Self-taught and influenced by the anti-clericalism of his day, he began his activism in the ranks of republicanism, taking part in the failed rising against the Bourbon restoration in 1886. Its failure led him into exile in Paris, where he began to move closer to a libertarian stance at the same time he came into contact with pedagogical renewal movements.
He returned to Barcelona in 1901 and set up the Modern School at number 56, Carrer de Bailèn, Based on freethinking, secularism, coeducation and rationalism as the way to individual and collective self-determination, it would lay the basis for the subsequent explosion of workers’ circles and education centres (ateneus) and the introduction of what was an innovative pedagogical method in the historical context of the day. This provoked strong opposition from the most conservative sectors of society, especially the Church and the regional bourgeoisie, who saw it as a threat to their social reproduction system.

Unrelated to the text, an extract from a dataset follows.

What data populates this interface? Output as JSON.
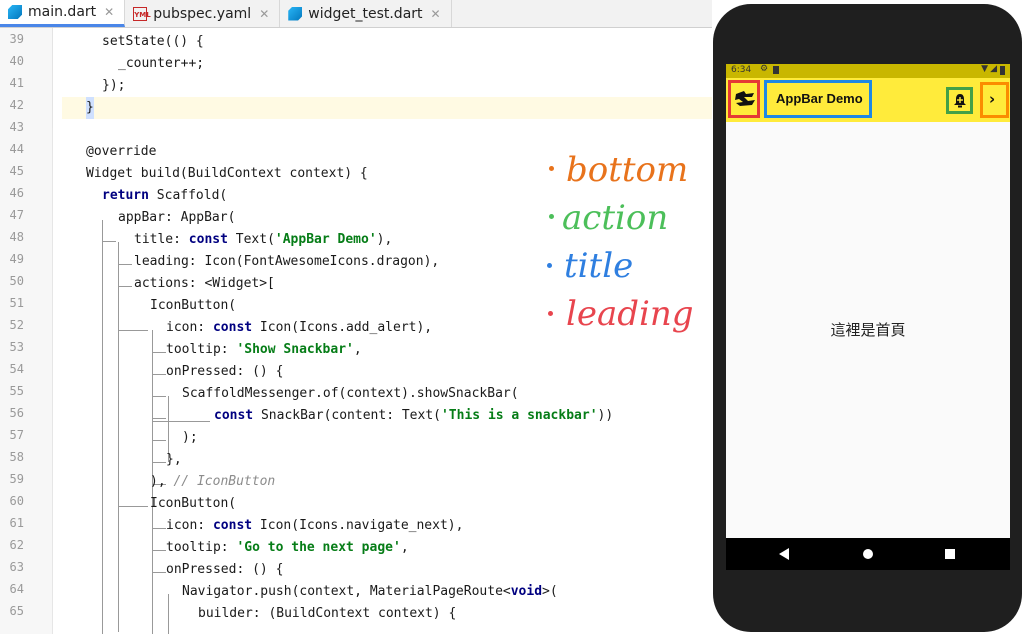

In 1906, the Modern School librarian carried out a terrorist attack on King Alfonso XIII and Queen Victoria Eugenia. As a result of that, Ferrer i Guàrdia was detained and held at Madrid’s Model prison for a year. He was eventually acquitted but these events forced the closure of the Modern School and he went into exile again, until he returned in 1909 for personal reasons. Once again he was arrested, this time as one of the instigators of what came to be known as Tragic Week, which he took no part in.
Following a trial with lots of irregularities, he was condemned to death and shot on 13 October 1909 at Montjuïc Castle, despite the national and international protests that took place against this crime.
Sants - Montjuïc